From BiblePortal Wikipedia

Vine's Expository Dictionary of OT Words [1]

Shâkach ( שָׁכֵחַ , Strong'S #7911), “to forget.” The common word meaning “to forget” appears in all periods of the Hebrew language; this term is also found in Aramaic. It occurs just over 100 times in the Hebrew Bible. Shâkach is found for the first time in the Old Testament in Gen. 27:45, when Rebekah urges Jacob to flee his home until Esau “forget that which thou hast done to him.”

As the people worshiped strange gods, Jeremiah reminded Judah that “all thy lovers have forgotten thee; they seek thee not” (Jer. 30:14). But God does not “forget” His people: “Can a woman forget her suckling child, that she should not have compassion on the son of her womb? yea, they may forget, yet will I not forget thee” (Isa. 49:15). In spite of this, when destruction came, Judah complained: “Wherefore dost thou forget us for ever …?” (Lam. 5:20). Israel would often “forget” God’s law (Hos. 4:6) and God’s name (Jer. 23:27).

King James Dictionary [2]

FORGET', pret. forgot. forgat, obs.

1. To lose the remembrance of to let go from the memory.

Bless the Lord, O my soul, and forget not all his benefits.  Psalms 103 .

2. To slight to neglect.

Can a woman forget her sucking child? Yea, they may forget, yet will I not forget thee.  Isaiah 49 .

Webster's Dictionary [3]

(1): ( v. t.) To lose the remembrance of; to let go from the memory; to cease to have in mind; not to think of; also, to lose the power of; to cease from doing.

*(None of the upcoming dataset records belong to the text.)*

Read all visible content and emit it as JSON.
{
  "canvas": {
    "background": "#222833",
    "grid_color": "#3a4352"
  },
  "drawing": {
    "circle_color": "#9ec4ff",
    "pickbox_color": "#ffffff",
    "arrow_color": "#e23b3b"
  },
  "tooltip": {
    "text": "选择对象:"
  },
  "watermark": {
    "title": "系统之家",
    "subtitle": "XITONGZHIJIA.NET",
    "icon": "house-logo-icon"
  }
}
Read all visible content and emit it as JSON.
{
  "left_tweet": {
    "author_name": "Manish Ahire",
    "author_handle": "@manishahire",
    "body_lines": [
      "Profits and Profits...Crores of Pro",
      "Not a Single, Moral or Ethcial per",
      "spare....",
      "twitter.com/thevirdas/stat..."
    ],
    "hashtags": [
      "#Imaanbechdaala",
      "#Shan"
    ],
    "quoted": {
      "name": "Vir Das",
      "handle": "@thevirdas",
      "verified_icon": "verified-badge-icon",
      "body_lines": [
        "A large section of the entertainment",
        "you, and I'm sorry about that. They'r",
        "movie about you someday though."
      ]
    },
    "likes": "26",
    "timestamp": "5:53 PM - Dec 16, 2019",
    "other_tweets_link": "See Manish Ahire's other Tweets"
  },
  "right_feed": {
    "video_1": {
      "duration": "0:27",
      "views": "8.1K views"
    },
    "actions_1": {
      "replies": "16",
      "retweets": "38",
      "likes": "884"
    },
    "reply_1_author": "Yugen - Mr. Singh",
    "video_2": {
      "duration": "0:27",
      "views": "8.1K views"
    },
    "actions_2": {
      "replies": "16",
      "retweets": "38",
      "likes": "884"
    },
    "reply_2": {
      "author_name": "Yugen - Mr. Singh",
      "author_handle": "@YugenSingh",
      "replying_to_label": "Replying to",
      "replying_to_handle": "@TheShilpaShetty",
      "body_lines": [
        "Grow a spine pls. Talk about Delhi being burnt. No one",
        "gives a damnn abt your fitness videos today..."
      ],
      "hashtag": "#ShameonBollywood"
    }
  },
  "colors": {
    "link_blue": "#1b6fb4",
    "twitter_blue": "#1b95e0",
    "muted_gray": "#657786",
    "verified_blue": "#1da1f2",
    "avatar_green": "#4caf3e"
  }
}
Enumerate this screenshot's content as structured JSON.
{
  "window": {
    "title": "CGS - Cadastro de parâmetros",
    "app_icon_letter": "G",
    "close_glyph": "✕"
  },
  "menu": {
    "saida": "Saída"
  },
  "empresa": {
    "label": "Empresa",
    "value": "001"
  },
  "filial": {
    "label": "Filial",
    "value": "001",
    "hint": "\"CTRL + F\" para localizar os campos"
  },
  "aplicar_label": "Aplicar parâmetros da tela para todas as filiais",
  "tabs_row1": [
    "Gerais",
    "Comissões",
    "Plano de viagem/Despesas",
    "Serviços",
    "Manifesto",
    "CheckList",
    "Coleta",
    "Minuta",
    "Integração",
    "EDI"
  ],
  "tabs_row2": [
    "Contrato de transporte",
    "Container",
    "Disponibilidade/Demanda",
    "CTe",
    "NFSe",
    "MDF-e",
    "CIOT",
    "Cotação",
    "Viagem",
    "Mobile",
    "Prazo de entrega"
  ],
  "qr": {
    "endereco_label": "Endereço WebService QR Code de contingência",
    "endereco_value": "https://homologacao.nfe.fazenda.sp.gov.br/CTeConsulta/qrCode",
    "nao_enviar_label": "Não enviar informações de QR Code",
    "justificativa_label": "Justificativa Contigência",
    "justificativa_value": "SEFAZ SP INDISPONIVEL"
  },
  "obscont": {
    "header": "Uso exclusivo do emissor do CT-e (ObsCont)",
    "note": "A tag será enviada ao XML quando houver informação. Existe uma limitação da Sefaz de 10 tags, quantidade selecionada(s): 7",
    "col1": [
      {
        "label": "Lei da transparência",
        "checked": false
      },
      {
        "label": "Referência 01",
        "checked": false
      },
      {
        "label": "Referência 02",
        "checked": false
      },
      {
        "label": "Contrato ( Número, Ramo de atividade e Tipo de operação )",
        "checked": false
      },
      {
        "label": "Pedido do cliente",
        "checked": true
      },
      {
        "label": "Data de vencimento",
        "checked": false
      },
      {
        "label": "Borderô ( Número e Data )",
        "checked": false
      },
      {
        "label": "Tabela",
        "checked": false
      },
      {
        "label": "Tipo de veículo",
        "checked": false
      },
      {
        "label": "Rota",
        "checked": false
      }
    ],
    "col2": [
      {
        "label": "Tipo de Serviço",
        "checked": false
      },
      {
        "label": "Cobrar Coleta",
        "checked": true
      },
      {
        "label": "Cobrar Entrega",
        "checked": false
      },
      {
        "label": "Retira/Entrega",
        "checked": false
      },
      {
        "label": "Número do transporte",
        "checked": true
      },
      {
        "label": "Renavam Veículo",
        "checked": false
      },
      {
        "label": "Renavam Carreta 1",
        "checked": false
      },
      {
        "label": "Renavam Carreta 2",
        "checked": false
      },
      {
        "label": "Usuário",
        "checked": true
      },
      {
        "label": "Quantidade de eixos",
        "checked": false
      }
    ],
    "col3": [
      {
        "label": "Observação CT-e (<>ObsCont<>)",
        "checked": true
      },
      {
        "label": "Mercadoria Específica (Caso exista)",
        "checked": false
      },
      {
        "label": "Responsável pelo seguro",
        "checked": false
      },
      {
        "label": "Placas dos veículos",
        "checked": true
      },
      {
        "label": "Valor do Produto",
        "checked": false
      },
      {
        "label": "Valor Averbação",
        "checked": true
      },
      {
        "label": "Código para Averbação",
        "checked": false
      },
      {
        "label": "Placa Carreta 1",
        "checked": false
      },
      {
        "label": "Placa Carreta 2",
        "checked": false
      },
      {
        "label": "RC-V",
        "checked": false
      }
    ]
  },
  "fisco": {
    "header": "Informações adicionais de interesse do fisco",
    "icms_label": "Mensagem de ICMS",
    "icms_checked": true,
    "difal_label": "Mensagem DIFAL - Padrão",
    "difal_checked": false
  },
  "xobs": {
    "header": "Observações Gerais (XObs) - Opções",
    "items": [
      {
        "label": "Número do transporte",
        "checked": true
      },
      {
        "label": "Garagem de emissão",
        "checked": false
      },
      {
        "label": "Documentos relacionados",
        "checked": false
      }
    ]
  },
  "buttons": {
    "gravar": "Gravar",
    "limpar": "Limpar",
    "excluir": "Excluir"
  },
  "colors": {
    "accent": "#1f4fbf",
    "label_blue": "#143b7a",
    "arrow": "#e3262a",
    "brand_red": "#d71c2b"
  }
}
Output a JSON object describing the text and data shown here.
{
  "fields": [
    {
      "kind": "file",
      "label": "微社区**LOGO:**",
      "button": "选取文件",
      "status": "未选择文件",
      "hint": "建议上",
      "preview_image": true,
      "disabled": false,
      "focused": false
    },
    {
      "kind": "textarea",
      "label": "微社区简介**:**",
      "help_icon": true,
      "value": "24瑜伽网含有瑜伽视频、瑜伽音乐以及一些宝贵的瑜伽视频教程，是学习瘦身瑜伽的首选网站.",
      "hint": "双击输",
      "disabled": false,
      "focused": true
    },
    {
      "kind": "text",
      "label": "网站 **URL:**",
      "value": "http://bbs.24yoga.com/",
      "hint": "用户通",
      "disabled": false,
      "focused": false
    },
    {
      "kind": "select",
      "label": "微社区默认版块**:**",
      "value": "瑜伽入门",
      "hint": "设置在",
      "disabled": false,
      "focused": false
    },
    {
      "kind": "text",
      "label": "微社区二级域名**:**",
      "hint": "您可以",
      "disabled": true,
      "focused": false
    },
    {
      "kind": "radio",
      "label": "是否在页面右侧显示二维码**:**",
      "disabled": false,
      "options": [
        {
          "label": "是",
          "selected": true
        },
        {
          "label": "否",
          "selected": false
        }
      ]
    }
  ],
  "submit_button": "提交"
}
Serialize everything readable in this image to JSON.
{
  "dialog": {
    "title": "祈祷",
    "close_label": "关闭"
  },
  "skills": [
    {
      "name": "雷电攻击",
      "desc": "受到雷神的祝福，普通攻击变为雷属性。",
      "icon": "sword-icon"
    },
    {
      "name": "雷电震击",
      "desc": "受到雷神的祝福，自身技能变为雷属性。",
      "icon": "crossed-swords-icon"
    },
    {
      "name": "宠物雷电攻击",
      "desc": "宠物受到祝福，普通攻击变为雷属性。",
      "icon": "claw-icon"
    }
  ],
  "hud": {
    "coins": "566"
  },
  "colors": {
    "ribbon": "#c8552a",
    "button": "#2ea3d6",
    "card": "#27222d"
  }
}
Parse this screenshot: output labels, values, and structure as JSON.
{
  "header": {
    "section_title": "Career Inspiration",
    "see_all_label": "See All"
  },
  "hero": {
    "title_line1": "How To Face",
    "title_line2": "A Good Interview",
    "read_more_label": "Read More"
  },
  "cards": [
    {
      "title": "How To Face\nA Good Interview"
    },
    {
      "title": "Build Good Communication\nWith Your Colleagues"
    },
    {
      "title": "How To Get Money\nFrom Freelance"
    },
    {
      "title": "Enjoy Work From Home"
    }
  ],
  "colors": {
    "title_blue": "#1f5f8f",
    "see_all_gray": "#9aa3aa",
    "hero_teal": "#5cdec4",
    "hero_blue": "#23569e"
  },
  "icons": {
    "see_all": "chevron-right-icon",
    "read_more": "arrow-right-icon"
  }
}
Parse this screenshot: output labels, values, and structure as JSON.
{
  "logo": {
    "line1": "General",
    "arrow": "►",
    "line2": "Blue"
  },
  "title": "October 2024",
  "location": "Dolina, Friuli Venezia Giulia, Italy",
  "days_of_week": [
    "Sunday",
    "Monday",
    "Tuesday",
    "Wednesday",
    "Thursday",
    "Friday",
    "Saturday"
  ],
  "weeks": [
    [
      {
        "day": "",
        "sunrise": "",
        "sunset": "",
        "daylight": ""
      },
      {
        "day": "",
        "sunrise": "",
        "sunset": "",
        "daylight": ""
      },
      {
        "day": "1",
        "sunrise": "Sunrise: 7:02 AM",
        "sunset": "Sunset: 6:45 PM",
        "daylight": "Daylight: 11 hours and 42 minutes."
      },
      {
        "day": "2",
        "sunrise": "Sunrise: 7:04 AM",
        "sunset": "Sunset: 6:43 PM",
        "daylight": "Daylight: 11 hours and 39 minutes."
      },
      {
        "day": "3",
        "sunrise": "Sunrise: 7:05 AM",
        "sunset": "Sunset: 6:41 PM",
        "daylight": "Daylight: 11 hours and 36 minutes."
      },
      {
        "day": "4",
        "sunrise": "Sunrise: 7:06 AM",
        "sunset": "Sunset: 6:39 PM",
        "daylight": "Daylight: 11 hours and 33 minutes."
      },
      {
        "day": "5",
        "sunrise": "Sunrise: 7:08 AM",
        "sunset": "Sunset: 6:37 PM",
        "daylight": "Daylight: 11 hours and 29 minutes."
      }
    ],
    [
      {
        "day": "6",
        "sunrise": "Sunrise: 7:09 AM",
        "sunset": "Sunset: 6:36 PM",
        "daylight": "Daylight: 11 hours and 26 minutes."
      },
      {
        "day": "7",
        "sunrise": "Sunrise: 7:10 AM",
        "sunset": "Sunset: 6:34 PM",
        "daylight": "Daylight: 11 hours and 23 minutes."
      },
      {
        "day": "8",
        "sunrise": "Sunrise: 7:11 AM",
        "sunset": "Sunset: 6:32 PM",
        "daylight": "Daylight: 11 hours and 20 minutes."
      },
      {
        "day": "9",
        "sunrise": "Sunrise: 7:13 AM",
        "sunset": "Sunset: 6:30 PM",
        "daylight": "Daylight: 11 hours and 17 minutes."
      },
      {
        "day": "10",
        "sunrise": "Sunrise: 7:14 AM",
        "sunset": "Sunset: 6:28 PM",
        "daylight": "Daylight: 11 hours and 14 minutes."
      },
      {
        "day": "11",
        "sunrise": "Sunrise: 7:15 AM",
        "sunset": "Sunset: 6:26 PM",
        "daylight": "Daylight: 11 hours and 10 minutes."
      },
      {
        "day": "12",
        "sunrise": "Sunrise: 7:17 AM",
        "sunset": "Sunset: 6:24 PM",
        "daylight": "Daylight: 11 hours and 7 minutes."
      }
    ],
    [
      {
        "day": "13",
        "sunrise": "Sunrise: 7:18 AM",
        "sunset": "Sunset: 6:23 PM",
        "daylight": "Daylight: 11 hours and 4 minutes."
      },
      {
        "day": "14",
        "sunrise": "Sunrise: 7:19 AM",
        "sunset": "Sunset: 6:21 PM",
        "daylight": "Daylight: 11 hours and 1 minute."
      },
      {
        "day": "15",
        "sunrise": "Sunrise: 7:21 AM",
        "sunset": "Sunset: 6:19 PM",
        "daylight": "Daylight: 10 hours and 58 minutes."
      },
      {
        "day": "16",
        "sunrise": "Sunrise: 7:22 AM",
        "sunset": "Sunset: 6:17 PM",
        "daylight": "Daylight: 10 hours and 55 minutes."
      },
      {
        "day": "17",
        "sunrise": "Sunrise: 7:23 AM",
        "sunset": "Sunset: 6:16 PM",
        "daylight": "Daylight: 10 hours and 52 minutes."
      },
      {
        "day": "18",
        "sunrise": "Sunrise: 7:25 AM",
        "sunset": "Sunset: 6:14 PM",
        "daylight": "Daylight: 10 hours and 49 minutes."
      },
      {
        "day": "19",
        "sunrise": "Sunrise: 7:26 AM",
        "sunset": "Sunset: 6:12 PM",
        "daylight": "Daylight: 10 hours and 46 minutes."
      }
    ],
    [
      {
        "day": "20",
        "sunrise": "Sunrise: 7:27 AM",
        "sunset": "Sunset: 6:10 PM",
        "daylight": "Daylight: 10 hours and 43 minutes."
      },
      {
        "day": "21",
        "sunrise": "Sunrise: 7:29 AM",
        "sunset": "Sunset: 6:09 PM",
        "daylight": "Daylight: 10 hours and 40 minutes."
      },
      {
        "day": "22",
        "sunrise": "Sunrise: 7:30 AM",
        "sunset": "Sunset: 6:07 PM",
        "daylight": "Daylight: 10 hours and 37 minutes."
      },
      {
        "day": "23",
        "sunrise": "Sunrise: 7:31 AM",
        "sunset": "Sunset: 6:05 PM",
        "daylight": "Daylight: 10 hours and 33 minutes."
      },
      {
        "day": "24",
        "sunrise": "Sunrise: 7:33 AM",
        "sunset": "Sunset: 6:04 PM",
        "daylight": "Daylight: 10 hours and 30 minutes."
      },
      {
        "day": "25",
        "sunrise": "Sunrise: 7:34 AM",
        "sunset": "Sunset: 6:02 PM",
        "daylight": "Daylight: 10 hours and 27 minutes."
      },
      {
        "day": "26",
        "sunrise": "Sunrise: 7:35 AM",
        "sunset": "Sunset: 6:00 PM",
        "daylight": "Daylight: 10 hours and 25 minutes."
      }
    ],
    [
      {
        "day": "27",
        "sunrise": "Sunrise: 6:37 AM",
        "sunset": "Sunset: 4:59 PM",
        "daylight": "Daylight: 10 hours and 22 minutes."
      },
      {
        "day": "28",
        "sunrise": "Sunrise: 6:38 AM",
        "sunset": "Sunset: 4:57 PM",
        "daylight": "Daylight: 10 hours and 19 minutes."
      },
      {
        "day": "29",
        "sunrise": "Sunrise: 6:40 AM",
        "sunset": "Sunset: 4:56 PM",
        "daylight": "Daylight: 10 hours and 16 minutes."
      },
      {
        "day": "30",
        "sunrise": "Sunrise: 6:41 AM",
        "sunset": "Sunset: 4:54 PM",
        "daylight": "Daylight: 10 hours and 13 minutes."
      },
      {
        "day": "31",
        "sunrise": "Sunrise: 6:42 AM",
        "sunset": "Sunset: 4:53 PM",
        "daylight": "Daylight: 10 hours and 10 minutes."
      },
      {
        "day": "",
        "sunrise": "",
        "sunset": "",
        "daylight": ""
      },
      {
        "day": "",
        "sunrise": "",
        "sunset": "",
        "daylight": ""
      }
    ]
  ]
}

(2): ( v. t.) To treat with inattention or disregard; to slight; to neglect.